About This Project
The Global Energy and Water Cycle Experiment (GEWEX) is designed in part to improve the ability to predict the hydrologic cycle and energy fluxes at the land surface. Progress in the area of water resources applications has been slow, in part because of the mismatch in construct and spatial scales between land hydrology models and the Soil-Vegetation-Atmosphere Transfer Schemes (SVATS) used by weather prediction and climate models to represent the land surface. The GCIP-funded Land Data Assimilation System (LDAS) has facilitated implementation of several land surface schemes and has produced over the same domain long-term retrospective data sets that can be used for model testing and bias correction. The GCIP/GAPP investment in LDAS facilitates the development of hydrologic nowcast and forecast products over the continental U.S.
This collaborative project, with the University of Washington (Dennis Lettenmaier, Co-Investigator) , has four main objectives:
- The first will identify target areas for LDAS-derived nowcast and forecast products. Nowcast products for state variables like soil moisture and snow water equivalent will be produced over the continental U.S. portion of the LDAS domain, with a subset of specific sites identified for purposes of point evaluations using NRCS SCAN soil moisture stations, and SNOTEL snow water equivalent observations (the latter mostly over the western U.S.). The work at Princeton University will focus primarily on the development of these products in the eastern portion of the U.S., while the University of Washington is focusing on producing forecast products for the western U.S.;
- The second task will develop and test methods for production of hydrologic forecast products (primarily streamflow). The experimental forecast products will have a range of lead times including 72 hours, 15 days, and 6 months. All forecasts will be initialized with LDAS fields at the time of forecasts, and will be for a selected set (about 100) of gaged streams with drainage areas greater than about 1500 km2 (equivalent to about 10 LDAS grid cells). Synthetic ensemble forcings will be created for the 72 hours forecasts, which will be based on real-time Eta model output, with a 6-hour update cycle. The 15-day forecasts will be based on ensembles produced operationally by NCEP from the MRF model, and the 6-month forecasts will be based on Global Spectral Model ensembles, also produced by NCEP. Unbiasing of the coupled model forcings will be accomplished through use and/or adaptation of methods previously developed by the PIs for experimental long-range streamflow forecasting (6 month lead) in the Eastern U.S. and the Columbia River basin;
- The third task will evaluate the nowcast and forecast products, which will be accomplished through use of point observations of soil moisture and snow, station and remote sensing-based estimates of snow extent, and streamflow (the latter over a range of temporal aggregations, and with focus on forecast error characteristics over both the rising and falling limbs of hydrographs);
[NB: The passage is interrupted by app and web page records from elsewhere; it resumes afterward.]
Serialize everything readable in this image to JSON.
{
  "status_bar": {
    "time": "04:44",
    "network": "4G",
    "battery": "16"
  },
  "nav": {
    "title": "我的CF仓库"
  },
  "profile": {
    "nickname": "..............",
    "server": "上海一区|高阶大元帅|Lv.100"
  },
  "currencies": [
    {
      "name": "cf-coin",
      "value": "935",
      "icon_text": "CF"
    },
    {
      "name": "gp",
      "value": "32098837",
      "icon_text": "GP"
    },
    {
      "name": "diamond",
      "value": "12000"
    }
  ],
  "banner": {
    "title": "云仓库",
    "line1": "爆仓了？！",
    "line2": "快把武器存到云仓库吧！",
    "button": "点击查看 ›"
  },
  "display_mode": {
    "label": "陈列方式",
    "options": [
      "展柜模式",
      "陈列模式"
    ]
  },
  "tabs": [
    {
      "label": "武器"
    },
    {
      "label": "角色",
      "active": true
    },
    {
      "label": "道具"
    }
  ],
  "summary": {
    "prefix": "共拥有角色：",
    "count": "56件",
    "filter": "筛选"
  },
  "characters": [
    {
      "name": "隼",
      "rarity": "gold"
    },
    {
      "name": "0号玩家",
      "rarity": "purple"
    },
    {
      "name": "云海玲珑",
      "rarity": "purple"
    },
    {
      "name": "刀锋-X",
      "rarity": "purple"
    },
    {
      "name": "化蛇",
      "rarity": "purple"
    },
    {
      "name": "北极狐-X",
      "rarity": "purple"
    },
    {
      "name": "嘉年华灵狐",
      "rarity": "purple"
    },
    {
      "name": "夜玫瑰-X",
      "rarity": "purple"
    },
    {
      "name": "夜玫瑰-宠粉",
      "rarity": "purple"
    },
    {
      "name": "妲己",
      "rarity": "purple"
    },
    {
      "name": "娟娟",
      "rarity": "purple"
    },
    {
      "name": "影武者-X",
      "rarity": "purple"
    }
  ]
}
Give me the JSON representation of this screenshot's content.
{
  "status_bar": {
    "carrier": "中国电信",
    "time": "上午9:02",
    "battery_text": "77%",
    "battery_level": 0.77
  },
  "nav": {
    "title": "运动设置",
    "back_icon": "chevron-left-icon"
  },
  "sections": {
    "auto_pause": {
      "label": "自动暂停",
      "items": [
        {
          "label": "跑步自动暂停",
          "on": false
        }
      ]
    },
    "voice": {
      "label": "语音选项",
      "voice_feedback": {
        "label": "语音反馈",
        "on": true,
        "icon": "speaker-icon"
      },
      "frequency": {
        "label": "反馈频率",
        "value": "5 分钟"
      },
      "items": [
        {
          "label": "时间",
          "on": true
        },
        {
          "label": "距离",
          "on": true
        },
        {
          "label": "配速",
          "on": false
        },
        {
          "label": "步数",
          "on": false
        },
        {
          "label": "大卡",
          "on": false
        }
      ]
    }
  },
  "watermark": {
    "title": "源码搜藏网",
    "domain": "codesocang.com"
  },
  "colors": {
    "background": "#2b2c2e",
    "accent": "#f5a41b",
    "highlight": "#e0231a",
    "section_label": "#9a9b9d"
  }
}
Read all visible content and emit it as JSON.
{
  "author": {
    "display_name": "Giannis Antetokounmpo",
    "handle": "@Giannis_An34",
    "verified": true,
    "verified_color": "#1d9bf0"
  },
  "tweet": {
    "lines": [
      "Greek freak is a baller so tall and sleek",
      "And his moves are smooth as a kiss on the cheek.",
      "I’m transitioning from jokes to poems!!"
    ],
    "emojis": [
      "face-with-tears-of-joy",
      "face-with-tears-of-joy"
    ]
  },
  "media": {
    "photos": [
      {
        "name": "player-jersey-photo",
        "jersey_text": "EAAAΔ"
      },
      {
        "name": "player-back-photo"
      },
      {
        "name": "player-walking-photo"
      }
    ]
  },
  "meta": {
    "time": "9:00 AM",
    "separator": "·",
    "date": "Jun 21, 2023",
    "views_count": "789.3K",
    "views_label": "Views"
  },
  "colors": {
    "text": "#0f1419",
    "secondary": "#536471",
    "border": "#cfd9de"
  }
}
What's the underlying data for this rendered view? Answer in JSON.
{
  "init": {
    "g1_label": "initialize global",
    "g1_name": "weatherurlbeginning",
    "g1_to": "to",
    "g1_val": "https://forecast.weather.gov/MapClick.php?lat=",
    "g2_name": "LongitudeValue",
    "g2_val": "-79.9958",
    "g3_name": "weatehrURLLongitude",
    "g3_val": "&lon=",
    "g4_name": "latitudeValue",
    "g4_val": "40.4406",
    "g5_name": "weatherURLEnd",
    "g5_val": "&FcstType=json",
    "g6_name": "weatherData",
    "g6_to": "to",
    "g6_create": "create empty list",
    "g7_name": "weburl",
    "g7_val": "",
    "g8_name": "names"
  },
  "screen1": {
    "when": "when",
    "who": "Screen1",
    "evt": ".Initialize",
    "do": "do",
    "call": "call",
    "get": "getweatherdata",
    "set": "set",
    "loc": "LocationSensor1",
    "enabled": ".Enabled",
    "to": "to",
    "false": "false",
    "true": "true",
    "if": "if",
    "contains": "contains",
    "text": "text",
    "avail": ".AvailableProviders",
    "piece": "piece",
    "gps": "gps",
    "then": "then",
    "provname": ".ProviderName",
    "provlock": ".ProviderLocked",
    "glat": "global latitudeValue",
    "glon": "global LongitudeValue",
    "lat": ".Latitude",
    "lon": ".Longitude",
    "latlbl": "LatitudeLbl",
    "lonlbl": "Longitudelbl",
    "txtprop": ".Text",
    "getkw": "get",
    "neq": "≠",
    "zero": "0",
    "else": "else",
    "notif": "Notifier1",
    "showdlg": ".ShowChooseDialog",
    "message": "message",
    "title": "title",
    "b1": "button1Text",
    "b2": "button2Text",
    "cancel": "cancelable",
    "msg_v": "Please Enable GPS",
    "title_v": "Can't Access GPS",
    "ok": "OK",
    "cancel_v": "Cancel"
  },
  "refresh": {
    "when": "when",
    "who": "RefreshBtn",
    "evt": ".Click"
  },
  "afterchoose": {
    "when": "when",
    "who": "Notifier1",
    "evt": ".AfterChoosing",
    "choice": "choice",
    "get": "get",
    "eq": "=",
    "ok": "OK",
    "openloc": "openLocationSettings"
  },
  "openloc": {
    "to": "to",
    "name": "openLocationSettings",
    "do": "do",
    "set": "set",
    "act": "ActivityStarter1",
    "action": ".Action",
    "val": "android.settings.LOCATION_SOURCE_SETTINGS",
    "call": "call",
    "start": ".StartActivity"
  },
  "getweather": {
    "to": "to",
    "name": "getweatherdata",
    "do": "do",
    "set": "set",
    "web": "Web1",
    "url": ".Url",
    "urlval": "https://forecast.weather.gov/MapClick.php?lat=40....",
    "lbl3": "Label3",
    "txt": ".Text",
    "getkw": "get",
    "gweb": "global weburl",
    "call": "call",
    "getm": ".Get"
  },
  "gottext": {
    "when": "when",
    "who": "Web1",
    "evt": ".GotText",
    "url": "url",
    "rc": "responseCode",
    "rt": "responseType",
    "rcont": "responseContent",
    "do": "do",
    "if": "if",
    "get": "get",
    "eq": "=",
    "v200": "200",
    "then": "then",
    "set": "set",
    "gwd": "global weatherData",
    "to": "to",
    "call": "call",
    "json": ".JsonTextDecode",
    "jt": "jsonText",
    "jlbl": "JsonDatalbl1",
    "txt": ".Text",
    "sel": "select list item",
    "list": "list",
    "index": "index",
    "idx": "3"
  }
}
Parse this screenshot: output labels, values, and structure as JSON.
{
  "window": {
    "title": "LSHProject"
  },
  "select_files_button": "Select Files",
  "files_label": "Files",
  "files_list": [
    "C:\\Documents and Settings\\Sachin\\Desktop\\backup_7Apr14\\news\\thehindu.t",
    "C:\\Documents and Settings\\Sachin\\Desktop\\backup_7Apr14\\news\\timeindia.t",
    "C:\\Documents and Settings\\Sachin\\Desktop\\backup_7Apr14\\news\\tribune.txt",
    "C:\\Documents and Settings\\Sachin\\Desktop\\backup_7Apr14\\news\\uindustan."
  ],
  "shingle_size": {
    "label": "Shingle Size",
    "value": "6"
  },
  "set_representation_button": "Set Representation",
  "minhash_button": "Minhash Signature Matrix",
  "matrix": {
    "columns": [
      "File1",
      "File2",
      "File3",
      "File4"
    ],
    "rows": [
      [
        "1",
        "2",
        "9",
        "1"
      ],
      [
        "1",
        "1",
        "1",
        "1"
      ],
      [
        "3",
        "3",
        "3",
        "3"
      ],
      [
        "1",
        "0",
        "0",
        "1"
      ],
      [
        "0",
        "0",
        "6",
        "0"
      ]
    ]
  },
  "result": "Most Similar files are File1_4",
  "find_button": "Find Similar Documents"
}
- The final task will be coordination and cooperation with the NWS River Forecast Centers and Office of Hydrologic Development.
Our current focus is to develop a method for making ensembles that will have enough spread and accuracy. We are testing our method over the Ohio river basin and South Atlantic Gulf region at this time, but we expect to expend the forecast domain to the entire east-side U.S. as illustrated in the following map.
This research is supported by NOAA grant NAI7RJ2612 through GAPP .